## What needs to be done
How many lines in the data below contain the word "Deutschlandticket"? State only the number.
▶
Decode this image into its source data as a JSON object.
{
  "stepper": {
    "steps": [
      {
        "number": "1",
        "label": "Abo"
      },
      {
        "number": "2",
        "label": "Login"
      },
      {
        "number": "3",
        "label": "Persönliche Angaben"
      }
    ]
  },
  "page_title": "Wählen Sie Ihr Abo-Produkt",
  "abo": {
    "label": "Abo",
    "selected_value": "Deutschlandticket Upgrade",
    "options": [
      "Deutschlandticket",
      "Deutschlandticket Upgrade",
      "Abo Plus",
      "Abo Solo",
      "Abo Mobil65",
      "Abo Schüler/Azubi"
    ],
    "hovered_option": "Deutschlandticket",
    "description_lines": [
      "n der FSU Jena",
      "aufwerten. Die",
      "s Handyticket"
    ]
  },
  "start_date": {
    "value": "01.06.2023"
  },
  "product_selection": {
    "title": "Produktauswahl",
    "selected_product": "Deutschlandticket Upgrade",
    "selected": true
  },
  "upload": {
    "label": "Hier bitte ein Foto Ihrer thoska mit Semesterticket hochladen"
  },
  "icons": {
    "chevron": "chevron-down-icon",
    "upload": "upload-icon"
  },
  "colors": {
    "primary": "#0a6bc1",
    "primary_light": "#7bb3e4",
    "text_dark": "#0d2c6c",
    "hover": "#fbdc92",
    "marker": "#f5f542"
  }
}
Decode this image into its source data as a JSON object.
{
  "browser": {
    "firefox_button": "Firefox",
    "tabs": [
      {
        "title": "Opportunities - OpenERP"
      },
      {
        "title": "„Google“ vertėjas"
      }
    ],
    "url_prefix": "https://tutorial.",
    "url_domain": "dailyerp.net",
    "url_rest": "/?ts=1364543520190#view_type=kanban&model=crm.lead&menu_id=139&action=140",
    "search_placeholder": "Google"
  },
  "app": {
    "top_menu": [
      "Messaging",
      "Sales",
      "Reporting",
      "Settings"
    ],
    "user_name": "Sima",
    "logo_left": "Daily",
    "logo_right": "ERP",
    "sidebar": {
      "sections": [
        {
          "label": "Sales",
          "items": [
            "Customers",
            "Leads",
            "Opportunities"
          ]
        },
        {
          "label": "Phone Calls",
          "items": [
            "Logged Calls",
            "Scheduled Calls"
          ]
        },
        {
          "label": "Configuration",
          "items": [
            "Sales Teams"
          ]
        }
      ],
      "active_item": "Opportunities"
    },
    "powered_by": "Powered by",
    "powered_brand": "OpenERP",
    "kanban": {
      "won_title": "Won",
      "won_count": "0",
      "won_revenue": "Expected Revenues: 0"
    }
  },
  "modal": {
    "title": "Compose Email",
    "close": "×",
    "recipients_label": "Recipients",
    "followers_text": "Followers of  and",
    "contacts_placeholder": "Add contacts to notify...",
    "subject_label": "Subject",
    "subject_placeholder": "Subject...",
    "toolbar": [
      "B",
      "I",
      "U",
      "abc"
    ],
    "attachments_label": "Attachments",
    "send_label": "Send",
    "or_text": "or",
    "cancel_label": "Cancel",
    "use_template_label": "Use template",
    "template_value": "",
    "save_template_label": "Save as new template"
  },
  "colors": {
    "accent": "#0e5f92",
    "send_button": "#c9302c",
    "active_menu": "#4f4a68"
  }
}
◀
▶
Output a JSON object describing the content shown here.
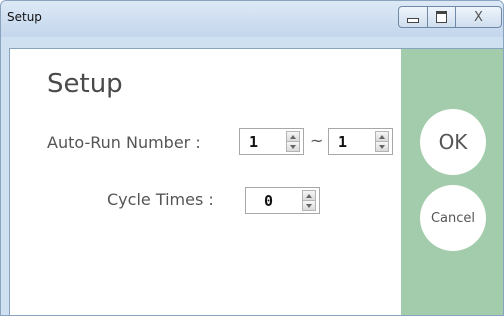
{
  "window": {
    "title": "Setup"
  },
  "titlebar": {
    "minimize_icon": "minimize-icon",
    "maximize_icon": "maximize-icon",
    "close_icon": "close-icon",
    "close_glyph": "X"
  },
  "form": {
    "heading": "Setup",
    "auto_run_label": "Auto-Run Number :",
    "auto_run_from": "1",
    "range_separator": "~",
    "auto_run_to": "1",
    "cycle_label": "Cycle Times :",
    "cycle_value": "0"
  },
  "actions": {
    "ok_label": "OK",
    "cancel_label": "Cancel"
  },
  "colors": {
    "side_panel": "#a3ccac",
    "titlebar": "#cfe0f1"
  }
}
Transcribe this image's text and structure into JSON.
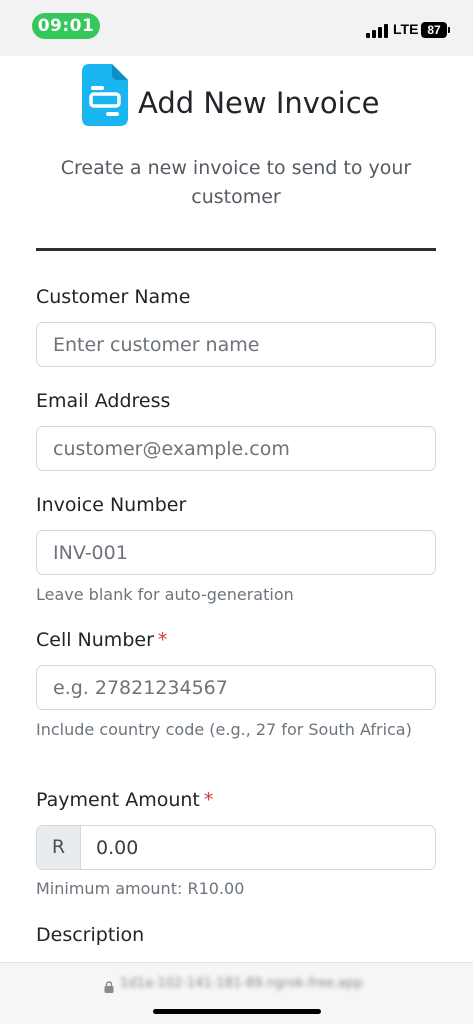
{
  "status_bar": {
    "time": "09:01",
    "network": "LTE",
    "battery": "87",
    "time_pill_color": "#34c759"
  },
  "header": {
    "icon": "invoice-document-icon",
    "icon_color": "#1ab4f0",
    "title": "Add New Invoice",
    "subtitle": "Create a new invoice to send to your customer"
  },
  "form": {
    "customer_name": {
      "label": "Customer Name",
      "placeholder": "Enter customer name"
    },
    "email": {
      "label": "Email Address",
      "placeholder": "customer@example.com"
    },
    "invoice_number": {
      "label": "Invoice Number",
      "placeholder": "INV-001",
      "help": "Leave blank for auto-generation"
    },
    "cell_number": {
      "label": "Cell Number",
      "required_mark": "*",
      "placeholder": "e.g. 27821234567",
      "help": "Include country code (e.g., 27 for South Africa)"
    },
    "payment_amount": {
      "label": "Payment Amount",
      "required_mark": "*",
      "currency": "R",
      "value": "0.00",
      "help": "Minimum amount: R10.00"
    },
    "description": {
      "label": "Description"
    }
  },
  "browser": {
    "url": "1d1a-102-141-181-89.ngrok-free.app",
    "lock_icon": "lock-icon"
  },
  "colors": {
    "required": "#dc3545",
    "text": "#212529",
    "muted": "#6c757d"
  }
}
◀
## Result
5